Data section Start Marker

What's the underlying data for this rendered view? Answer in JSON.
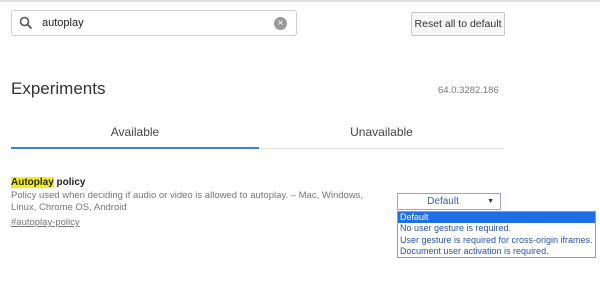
{
  "search": {
    "query": "autoplay"
  },
  "toolbar": {
    "reset_label": "Reset all to default"
  },
  "header": {
    "title": "Experiments",
    "version": "64.0.3282.186"
  },
  "tabs": [
    {
      "label": "Available"
    },
    {
      "label": "Unavailable"
    }
  ],
  "experiment": {
    "title_highlight": "Autoplay",
    "title_rest": " policy",
    "description": "Policy used when deciding if audio or video is allowed to autoplay. – Mac, Windows, Linux, Chrome OS, Android",
    "link": "#autoplay-policy",
    "selected_value": "Default",
    "options": [
      "Default",
      "No user gesture is required.",
      "User gesture is required for cross-origin iframes.",
      "Document user activation is required."
    ]
  },
  "icons": {
    "search": "search-icon",
    "clear": "clear-icon",
    "dropdown": "dropdown-arrow-icon"
  },
  "colors": {
    "accent": "#3f7ee8",
    "highlight": "#f5f10a",
    "selected_option": "#1e6ee6"
  }
}
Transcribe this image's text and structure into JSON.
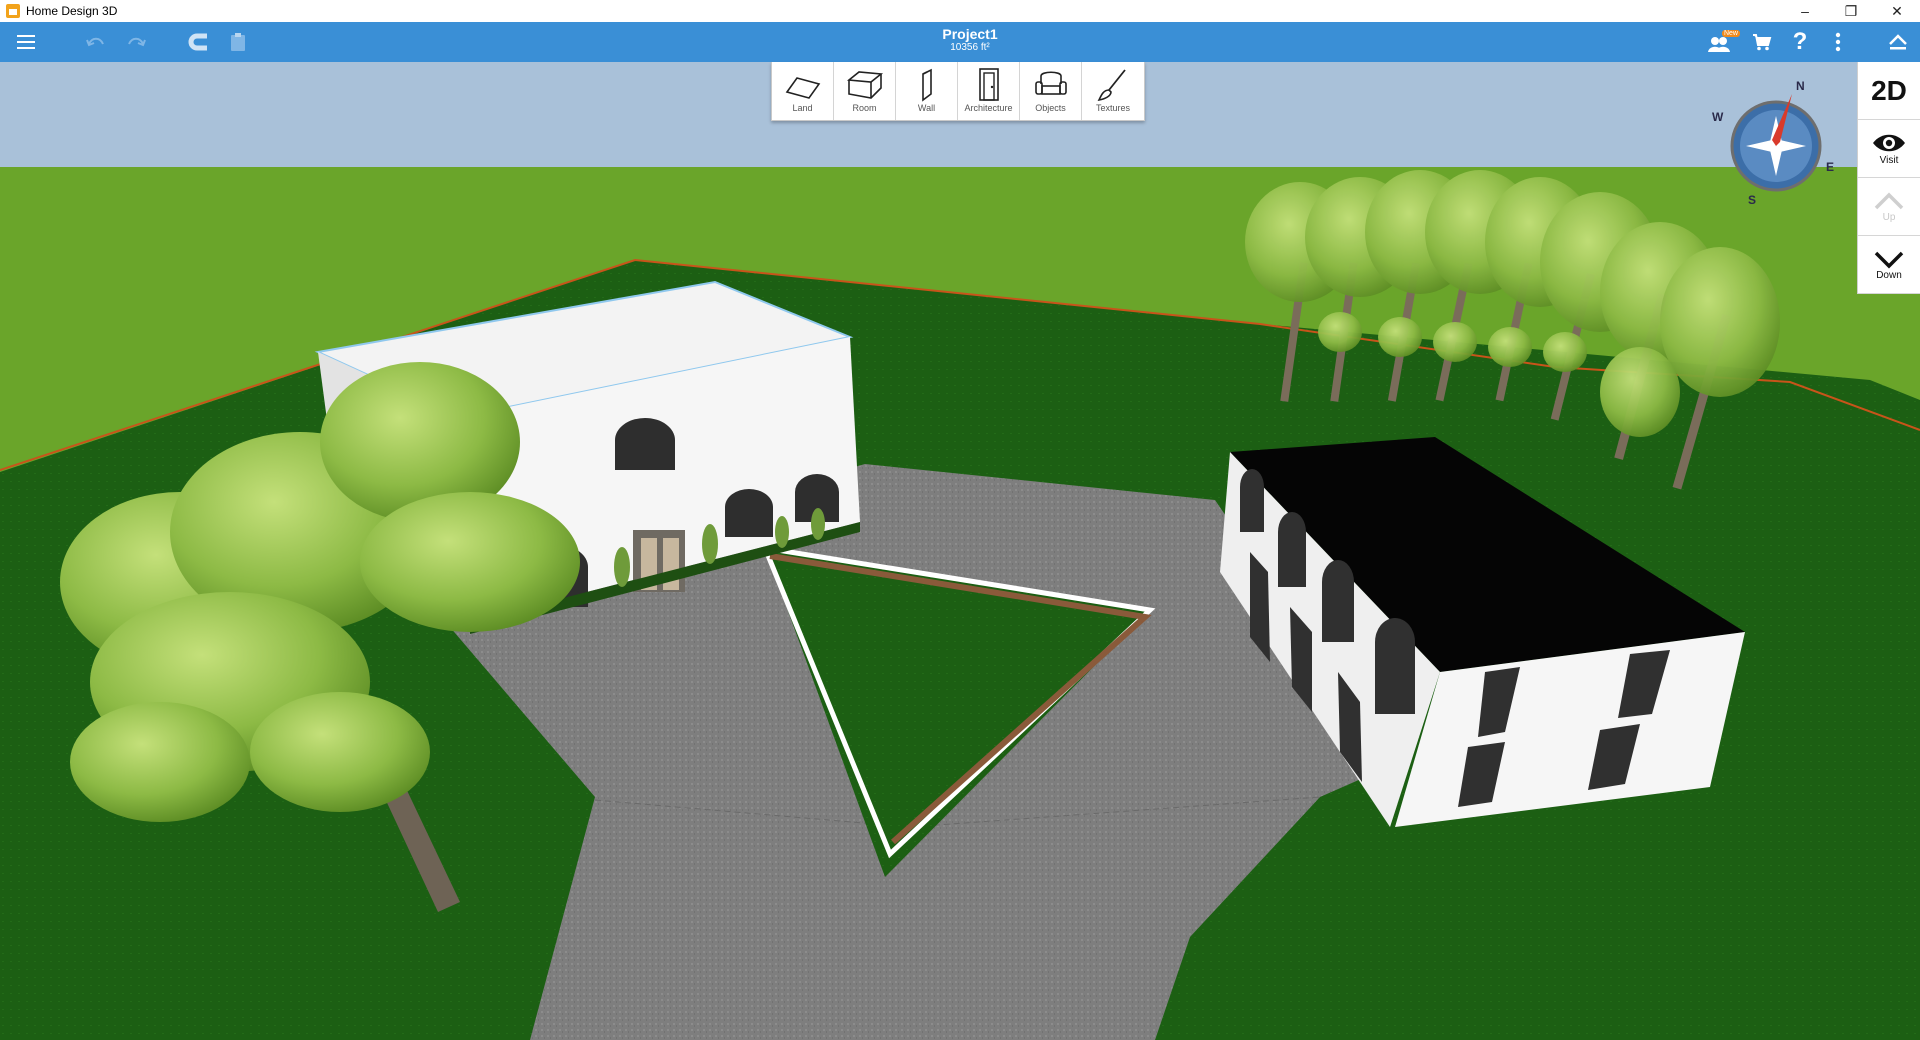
{
  "window": {
    "title": "Home Design 3D",
    "controls": {
      "minimize": "–",
      "restore": "❐",
      "close": "✕"
    }
  },
  "appbar": {
    "project_name": "Project1",
    "project_area": "10356 ft²",
    "left_icons": [
      "menu-icon",
      "undo-icon",
      "redo-icon",
      "magnet-icon",
      "paste-icon"
    ],
    "right_icons": [
      "community-new-icon",
      "cart-icon",
      "help-icon",
      "more-icon",
      "collapse-icon"
    ],
    "badge_text": "New"
  },
  "toolbar": {
    "tools": [
      {
        "label": "Land",
        "icon": "land-icon"
      },
      {
        "label": "Room",
        "icon": "room-icon"
      },
      {
        "label": "Wall",
        "icon": "wall-icon"
      },
      {
        "label": "Architecture",
        "icon": "door-icon"
      },
      {
        "label": "Objects",
        "icon": "armchair-icon"
      },
      {
        "label": "Textures",
        "icon": "brush-icon"
      }
    ]
  },
  "sidepanel": {
    "view_toggle": "2D",
    "visit_label": "Visit",
    "up_label": "Up",
    "down_label": "Down"
  },
  "compass": {
    "n": "N",
    "e": "E",
    "s": "S",
    "w": "W"
  },
  "colors": {
    "appbar": "#3a8fd6",
    "sky": "#a9c1d9",
    "grass_far": "#6aa52a",
    "grass_near": "#1b5e12",
    "pavement": "#808080"
  }
}
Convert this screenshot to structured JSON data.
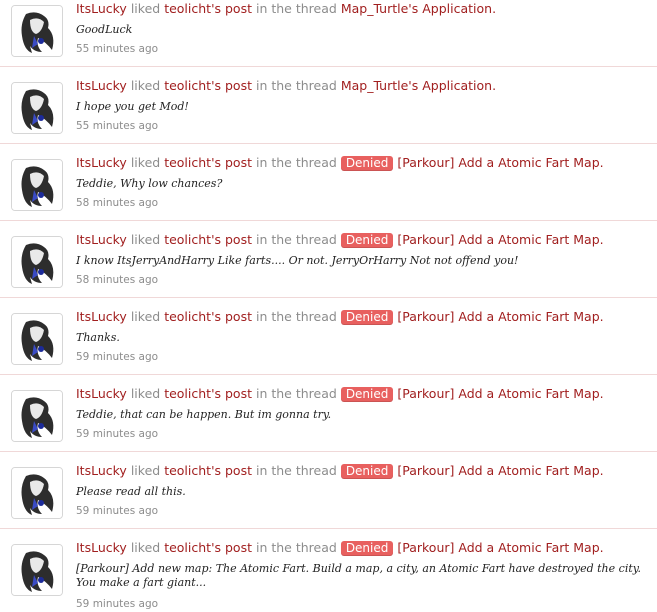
{
  "feed": {
    "items": [
      {
        "user": "ItsLucky",
        "action": "liked",
        "post": "teolicht's post",
        "in_thread": "in the thread",
        "prefix": "",
        "prefix_text": "",
        "thread": "Map_Turtle's Application.",
        "snippet": "GoodLuck",
        "time": "55 minutes ago"
      },
      {
        "user": "ItsLucky",
        "action": "liked",
        "post": "teolicht's post",
        "in_thread": "in the thread",
        "prefix": "",
        "prefix_text": "",
        "thread": "Map_Turtle's Application.",
        "snippet": "I hope you get Mod!",
        "time": "55 minutes ago"
      },
      {
        "user": "ItsLucky",
        "action": "liked",
        "post": "teolicht's post",
        "in_thread": "in the thread",
        "prefix": "Denied",
        "prefix_text": "[Parkour]",
        "thread": "Add a Atomic Fart Map.",
        "snippet": "Teddie, Why low chances?",
        "time": "58 minutes ago"
      },
      {
        "user": "ItsLucky",
        "action": "liked",
        "post": "teolicht's post",
        "in_thread": "in the thread",
        "prefix": "Denied",
        "prefix_text": "[Parkour]",
        "thread": "Add a Atomic Fart Map.",
        "snippet": "I know ItsJerryAndHarry Like farts.... Or not. JerryOrHarry Not not offend you!",
        "time": "58 minutes ago"
      },
      {
        "user": "ItsLucky",
        "action": "liked",
        "post": "teolicht's post",
        "in_thread": "in the thread",
        "prefix": "Denied",
        "prefix_text": "[Parkour]",
        "thread": "Add a Atomic Fart Map.",
        "snippet": "Thanks.",
        "time": "59 minutes ago"
      },
      {
        "user": "ItsLucky",
        "action": "liked",
        "post": "teolicht's post",
        "in_thread": "in the thread",
        "prefix": "Denied",
        "prefix_text": "[Parkour]",
        "thread": "Add a Atomic Fart Map.",
        "snippet": "Teddie, that can be happen. But im gonna try.",
        "time": "59 minutes ago"
      },
      {
        "user": "ItsLucky",
        "action": "liked",
        "post": "teolicht's post",
        "in_thread": "in the thread",
        "prefix": "Denied",
        "prefix_text": "[Parkour]",
        "thread": "Add a Atomic Fart Map.",
        "snippet": "Please read all this.",
        "time": "59 minutes ago"
      },
      {
        "user": "ItsLucky",
        "action": "liked",
        "post": "teolicht's post",
        "in_thread": "in the thread",
        "prefix": "Denied",
        "prefix_text": "[Parkour]",
        "thread": "Add a Atomic Fart Map.",
        "snippet": "[Parkour] Add new map: The Atomic Fart. Build a map, a city, an Atomic Fart have destroyed the city. You make a fart giant...",
        "time": "59 minutes ago"
      }
    ]
  },
  "colors": {
    "link": "#a11f1f",
    "muted": "#8c8c8c",
    "prefix_bg": "#e8605f"
  }
}
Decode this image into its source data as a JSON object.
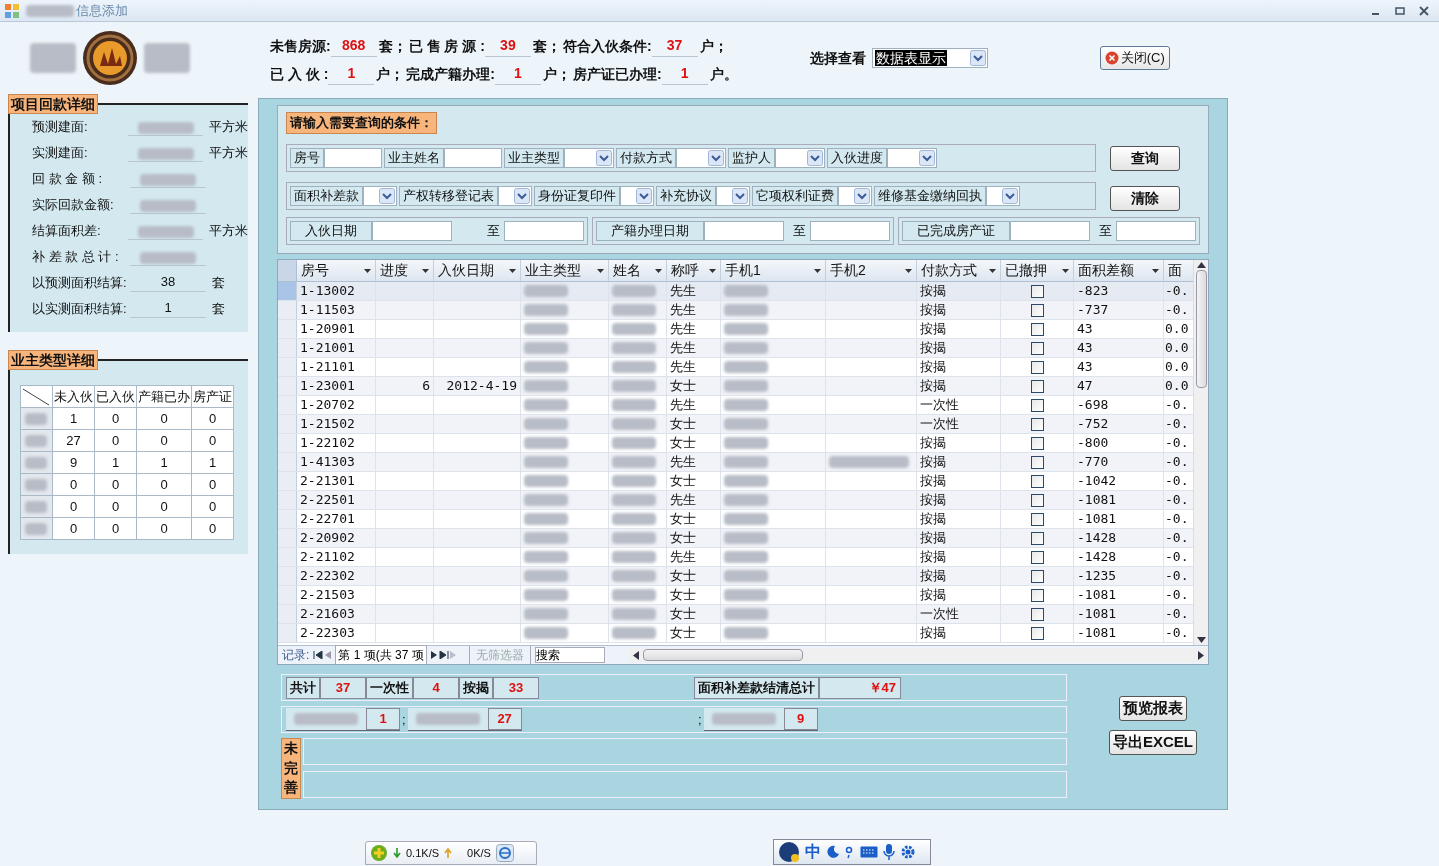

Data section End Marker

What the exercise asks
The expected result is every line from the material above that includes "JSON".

Solution
What's the underlying data for this rendered view? Answer in JSON.
Transcribe this image's text and structure into JSON.
Convert this screenshot to structured JSON data.
Decode this image into its source data as a JSON object.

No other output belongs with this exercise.